*** PROVIDED DATA ***

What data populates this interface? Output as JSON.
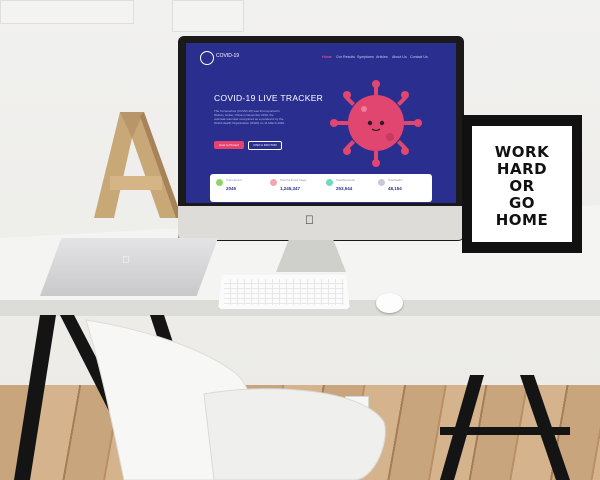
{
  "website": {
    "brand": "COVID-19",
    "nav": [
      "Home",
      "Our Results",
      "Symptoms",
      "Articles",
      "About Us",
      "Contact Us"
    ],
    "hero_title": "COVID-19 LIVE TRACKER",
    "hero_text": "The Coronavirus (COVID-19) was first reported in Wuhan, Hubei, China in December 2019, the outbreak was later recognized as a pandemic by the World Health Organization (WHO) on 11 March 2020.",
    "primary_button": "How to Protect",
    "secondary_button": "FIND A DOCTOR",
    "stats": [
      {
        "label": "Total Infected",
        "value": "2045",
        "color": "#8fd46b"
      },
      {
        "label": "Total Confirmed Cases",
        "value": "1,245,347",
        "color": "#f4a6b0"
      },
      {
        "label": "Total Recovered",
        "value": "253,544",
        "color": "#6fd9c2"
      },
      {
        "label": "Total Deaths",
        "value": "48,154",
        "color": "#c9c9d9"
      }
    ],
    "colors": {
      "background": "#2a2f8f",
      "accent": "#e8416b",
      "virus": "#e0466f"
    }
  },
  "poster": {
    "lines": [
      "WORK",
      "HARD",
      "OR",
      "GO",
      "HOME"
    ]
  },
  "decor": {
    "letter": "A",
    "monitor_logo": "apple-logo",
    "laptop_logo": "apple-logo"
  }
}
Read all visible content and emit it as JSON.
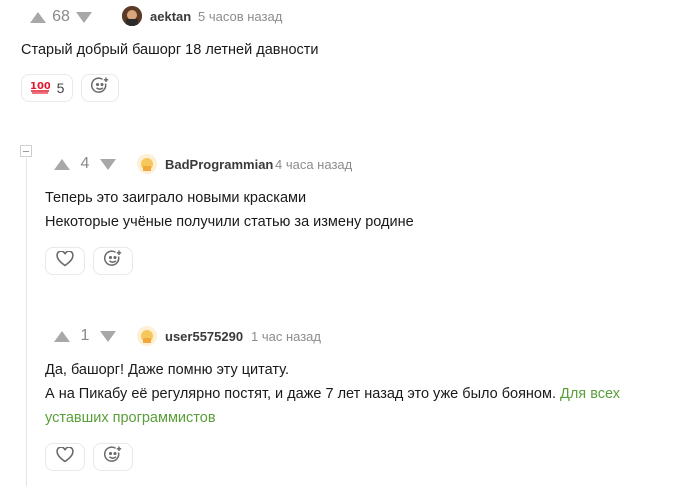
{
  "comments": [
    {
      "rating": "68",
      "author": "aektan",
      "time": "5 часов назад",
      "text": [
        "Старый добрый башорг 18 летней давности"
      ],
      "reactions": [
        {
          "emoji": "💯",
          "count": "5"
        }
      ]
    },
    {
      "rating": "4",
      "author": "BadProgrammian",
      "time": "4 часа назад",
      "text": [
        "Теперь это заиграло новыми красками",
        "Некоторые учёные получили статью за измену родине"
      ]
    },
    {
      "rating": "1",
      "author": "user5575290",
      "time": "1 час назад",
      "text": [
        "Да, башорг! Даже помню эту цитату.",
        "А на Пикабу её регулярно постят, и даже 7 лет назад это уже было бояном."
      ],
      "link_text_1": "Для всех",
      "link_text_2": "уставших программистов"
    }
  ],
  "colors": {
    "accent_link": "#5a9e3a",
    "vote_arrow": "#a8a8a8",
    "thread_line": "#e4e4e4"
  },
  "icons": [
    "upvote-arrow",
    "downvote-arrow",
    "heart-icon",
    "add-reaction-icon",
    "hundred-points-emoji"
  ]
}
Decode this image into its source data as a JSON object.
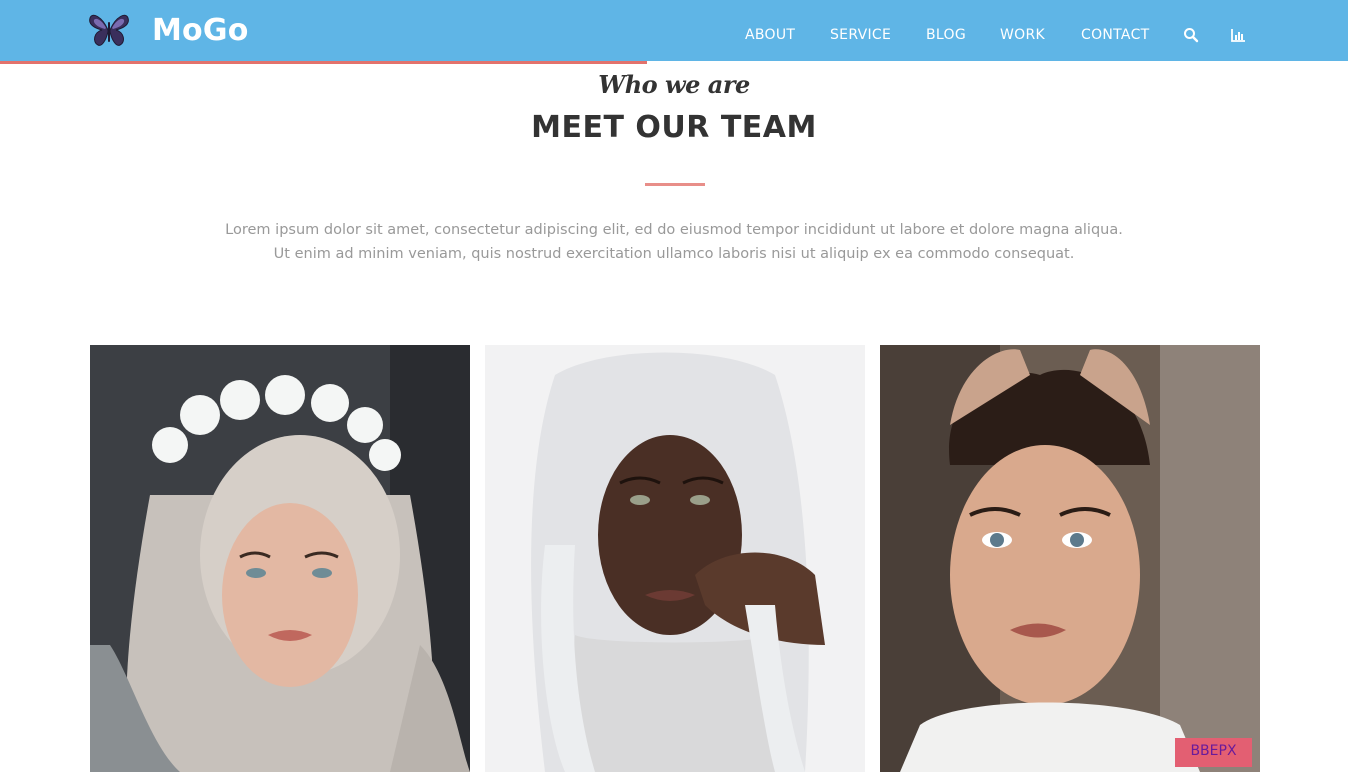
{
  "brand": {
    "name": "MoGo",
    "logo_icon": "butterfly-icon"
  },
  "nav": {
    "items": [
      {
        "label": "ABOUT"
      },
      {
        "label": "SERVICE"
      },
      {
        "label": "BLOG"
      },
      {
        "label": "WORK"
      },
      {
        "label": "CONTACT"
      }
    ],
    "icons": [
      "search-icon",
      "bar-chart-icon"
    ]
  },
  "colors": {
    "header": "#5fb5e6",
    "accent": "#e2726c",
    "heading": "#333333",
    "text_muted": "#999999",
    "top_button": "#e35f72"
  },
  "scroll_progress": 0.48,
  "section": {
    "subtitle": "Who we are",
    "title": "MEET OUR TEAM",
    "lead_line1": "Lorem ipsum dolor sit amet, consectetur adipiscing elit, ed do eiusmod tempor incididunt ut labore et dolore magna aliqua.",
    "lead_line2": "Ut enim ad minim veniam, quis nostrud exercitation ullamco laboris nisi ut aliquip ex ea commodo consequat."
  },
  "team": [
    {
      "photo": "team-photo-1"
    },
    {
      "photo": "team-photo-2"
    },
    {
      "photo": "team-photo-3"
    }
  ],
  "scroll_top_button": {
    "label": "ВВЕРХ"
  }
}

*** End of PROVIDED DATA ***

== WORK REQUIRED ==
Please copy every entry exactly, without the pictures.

== WORKED SOLUTION ==
What data populates this interface? Output as JSON.
{
  "website": {
    "brand": "COVID-19",
    "nav": [
      "Home",
      "Our Results",
      "Symptoms",
      "Articles",
      "About Us",
      "Contact Us"
    ],
    "hero_title": "COVID-19 LIVE TRACKER",
    "hero_text": "The Coronavirus (COVID-19) was first reported in Wuhan, Hubei, China in December 2019, the outbreak was later recognized as a pandemic by the World Health Organization (WHO) on 11 March 2020.",
    "primary_button": "How to Protect",
    "secondary_button": "FIND A DOCTOR",
    "stats": [
      {
        "label": "Total Infected",
        "value": "2045",
        "color": "#8fd46b"
      },
      {
        "label": "Total Confirmed Cases",
        "value": "1,245,347",
        "color": "#f4a6b0"
      },
      {
        "label": "Total Recovered",
        "value": "253,544",
        "color": "#6fd9c2"
      },
      {
        "label": "Total Deaths",
        "value": "48,154",
        "color": "#c9c9d9"
      }
    ],
    "colors": {
      "background": "#2a2f8f",
      "accent": "#e8416b",
      "virus": "#e0466f"
    }
  },
  "poster": {
    "lines": [
      "WORK",
      "HARD",
      "OR",
      "GO",
      "HOME"
    ]
  },
  "decor": {
    "letter": "A",
    "monitor_logo": "apple-logo",
    "laptop_logo": "apple-logo"
  }
}
Read all visible content and emit it as JSON.
{
  "comments": [
    {
      "rating": "68",
      "author": "aektan",
      "time": "5 часов назад",
      "text": [
        "Старый добрый башорг 18 летней давности"
      ],
      "reactions": [
        {
          "emoji": "💯",
          "count": "5"
        }
      ]
    },
    {
      "rating": "4",
      "author": "BadProgrammian",
      "time": "4 часа назад",
      "text": [
        "Теперь это заиграло новыми красками",
        "Некоторые учёные получили статью за измену родине"
      ]
    },
    {
      "rating": "1",
      "author": "user5575290",
      "time": "1 час назад",
      "text": [
        "Да, башорг! Даже помню эту цитату.",
        "А на Пикабу её регулярно постят, и даже 7 лет назад это уже было бояном."
      ],
      "link_text_1": "Для всех",
      "link_text_2": "уставших программистов"
    }
  ],
  "colors": {
    "accent_link": "#5a9e3a",
    "vote_arrow": "#a8a8a8",
    "thread_line": "#e4e4e4"
  },
  "icons": [
    "upvote-arrow",
    "downvote-arrow",
    "heart-icon",
    "add-reaction-icon",
    "hundred-points-emoji"
  ]
}
Decode this image into its source data as a JSON object.
{
  "brand": {
    "name": "MoGo",
    "logo_icon": "butterfly-icon"
  },
  "nav": {
    "items": [
      {
        "label": "ABOUT"
      },
      {
        "label": "SERVICE"
      },
      {
        "label": "BLOG"
      },
      {
        "label": "WORK"
      },
      {
        "label": "CONTACT"
      }
    ],
    "icons": [
      "search-icon",
      "bar-chart-icon"
    ]
  },
  "colors": {
    "header": "#5fb5e6",
    "accent": "#e2726c",
    "heading": "#333333",
    "text_muted": "#999999",
    "top_button": "#e35f72"
  },
  "scroll_progress": 0.48,
  "section": {
    "subtitle": "Who we are",
    "title": "MEET OUR TEAM",
    "lead_line1": "Lorem ipsum dolor sit amet, consectetur adipiscing elit, ed do eiusmod tempor incididunt ut labore et dolore magna aliqua.",
    "lead_line2": "Ut enim ad minim veniam, quis nostrud exercitation ullamco laboris nisi ut aliquip ex ea commodo consequat."
  },
  "team": [
    {
      "photo": "team-photo-1"
    },
    {
      "photo": "team-photo-2"
    },
    {
      "photo": "team-photo-3"
    }
  ],
  "scroll_top_button": {
    "label": "ВВЕРХ"
  }
}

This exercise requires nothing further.